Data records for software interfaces

****************

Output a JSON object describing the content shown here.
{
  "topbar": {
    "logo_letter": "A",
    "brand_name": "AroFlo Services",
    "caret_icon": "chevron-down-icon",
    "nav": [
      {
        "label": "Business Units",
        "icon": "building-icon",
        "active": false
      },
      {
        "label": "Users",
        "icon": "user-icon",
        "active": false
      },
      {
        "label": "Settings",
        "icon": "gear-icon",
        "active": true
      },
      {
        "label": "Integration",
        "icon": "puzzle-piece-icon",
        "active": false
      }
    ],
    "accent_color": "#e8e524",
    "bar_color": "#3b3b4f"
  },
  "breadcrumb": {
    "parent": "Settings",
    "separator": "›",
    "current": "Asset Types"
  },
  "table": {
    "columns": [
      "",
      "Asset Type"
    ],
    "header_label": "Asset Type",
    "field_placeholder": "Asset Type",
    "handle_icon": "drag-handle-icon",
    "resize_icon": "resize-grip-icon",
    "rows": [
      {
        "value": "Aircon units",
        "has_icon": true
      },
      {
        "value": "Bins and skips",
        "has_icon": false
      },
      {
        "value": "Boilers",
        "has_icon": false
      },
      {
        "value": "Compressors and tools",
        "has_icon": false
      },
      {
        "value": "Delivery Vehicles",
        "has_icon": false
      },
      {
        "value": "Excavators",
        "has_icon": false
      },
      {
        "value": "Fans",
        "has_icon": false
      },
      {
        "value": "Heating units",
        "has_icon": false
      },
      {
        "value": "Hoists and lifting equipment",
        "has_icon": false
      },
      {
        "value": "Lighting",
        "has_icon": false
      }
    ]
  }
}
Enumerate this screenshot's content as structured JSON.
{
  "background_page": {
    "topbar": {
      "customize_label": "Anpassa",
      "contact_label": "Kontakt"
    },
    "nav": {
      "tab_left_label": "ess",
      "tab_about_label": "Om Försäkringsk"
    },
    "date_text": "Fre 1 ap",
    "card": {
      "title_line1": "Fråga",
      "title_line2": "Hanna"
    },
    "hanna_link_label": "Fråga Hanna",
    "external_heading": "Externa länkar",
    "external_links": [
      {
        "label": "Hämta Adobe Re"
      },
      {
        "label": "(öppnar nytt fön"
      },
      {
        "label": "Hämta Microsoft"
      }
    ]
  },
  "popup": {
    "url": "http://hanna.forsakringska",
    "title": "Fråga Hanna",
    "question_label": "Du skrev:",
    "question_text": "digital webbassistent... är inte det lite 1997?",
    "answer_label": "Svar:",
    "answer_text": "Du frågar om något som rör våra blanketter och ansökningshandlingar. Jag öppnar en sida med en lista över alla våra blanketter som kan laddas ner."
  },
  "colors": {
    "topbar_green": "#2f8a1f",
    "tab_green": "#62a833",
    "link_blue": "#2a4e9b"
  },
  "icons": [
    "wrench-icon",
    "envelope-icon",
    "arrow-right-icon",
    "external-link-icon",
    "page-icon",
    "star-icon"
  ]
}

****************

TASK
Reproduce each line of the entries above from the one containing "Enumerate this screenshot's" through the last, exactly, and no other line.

TASK OUTPUT
Enumerate this screenshot's content as structured JSON.
{
  "background_page": {
    "topbar": {
      "customize_label": "Anpassa",
      "contact_label": "Kontakt"
    },
    "nav": {
      "tab_left_label": "ess",
      "tab_about_label": "Om Försäkringsk"
    },
    "date_text": "Fre 1 ap",
    "card": {
      "title_line1": "Fråga",
      "title_line2": "Hanna"
    },
    "hanna_link_label": "Fråga Hanna",
    "external_heading": "Externa länkar",
    "external_links": [
      {
        "label": "Hämta Adobe Re"
      },
      {
        "label": "(öppnar nytt fön"
      },
      {
        "label": "Hämta Microsoft"
      }
    ]
  },
  "popup": {
    "url": "http://hanna.forsakringska",
    "title": "Fråga Hanna",
    "question_label": "Du skrev:",
    "question_text": "digital webbassistent... är inte det lite 1997?",
    "answer_label": "Svar:",
    "answer_text": "Du frågar om något som rör våra blanketter och ansökningshandlingar. Jag öppnar en sida med en lista över alla våra blanketter som kan laddas ner."
  },
  "colors": {
    "topbar_green": "#2f8a1f",
    "tab_green": "#62a833",
    "link_blue": "#2a4e9b"
  },
  "icons": [
    "wrench-icon",
    "envelope-icon",
    "arrow-right-icon",
    "external-link-icon",
    "page-icon",
    "star-icon"
  ]
}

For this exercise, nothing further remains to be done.